China's producer price inflation accelerated more than expected to a four-month high in August, fueled by strong gains in raw materials prices and pointing to strong, sustained growth for both factory profits and the economy.
Consumer inflation also quickened more than forecast to a seven-month high, amid signs that upstream price gains are trickling through, but analysts said price gains remain modest and there is little pressure on the central bank to tighten policy further.
"The unexpected rise in both CPI and PPI suggests that there is little hope China's monetary policy could see some relaxation before the end of this year," Zhou Hao, a Singapore-based analyst at Commerzbank.
"We believe that the market has underestimated the inflationary pressure facing China's economy, although inflation is unlikely to surge in the foreseeable future.

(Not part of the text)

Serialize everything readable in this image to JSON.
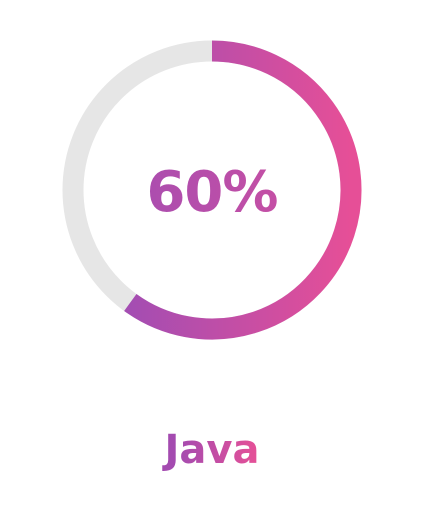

That said, onshore rates are still on the rise," he said, referring to higher financing costs.
China's producer price index (PPI) rose 6.3 percent in August from a year earlier, from 5.5 percent in July, the National Bureau of Statistics said on Saturday.
Analysts polled by Reuters had expected producer inflation would edge up to 5.6 percent, its first pickup in six months.
On a month-on-month basis, the PPI rose 0.9 percent.
The price data added to a long list of upside surprises for the world's second-largest economy this year, which has so far defied analysts' expectations of a slowdown.
A year-long, government-led construction boom, a resilient property market and a recovery in exports have offset the expected drag from a regulatory crackdown on riskier types of financing, which is slowly driving up borrowing costs.
"The pickup in PPI shows that demand remains steady, and we expect third-quarter economic growth to remain steady from the first half," said Zhang Yiping, an economist at Merchants Securities in Shenzhen.
With the industrial sector in high gear, the economy grew by a faster-than-expected 6.9 percent in the first six months of the year.
If activity remains relatively solid in coming months, China's economic growth could accelerate for the first time in seven years in 2017. Last year's pace of 6.7 percent was the slowest in 26 years.